Testing the app

To see your Azure Function HttpTrigger is returning any data or not? just hit the application URL https//<staticweballurl>/api/StaticWebAppBackend 

If it returns a json response then you are good to go

To test the Angular website just type in or copy-paste the static website URL from Azure Portal. The website should look something like below –

It will start showing data coming from the Azure Function backend which we have used as the backend API.

This completes building and deploying Angular Static Web App with Azure Function backend in Azure Static Web App.

Until this, it’s all free. If you want to configure your own domain name with this website, then you can do so easily. Buy a domain name and follow this article to configure.
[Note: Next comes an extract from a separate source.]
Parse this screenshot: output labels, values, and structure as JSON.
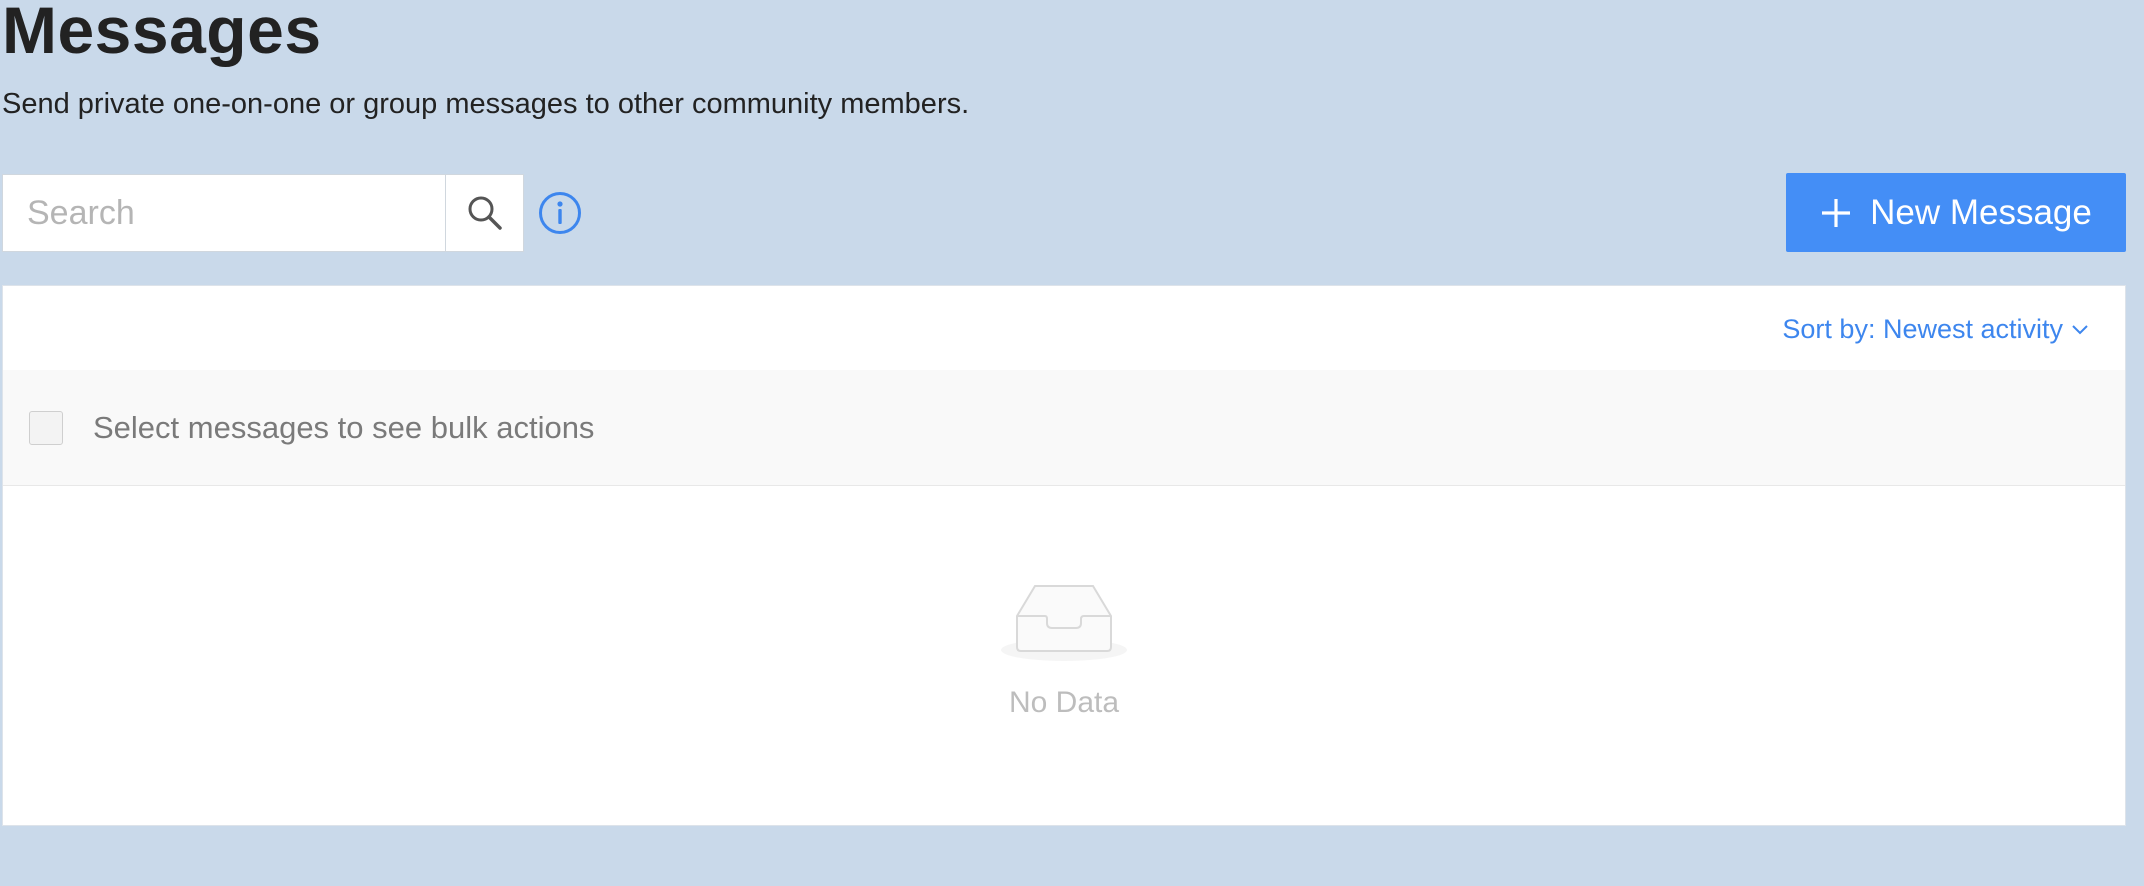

This will give you a free SSL certified also as a bonus.

Wrap up

In my opinion, this is a great way of deploying a Static website with a Serverless backend in a very cost-effective manner. In fact, freely for many small use cases. 

I understand this is a managed service from Microsoft, and promoting everything as code. However, I would love to see some more granular control for the developers. Such as exploring the static files, Azure function’s storage account, a configuration panel for the Azure Function, etc. in the Azure Portal. For some reason, it still feels like a black box to me ;). I am yet to test this with a production-grade application with advanced authentication scenarios in a Standard pricing tier. Also, would love to see how is everyone in the community is using this offering for their use cases.

I’m happy with the capability it’s bringing to the table. If you are looking to quickly hosting your modern static website with API backend freely, then look no further. Azure Static Web App Free tier is the answer for you.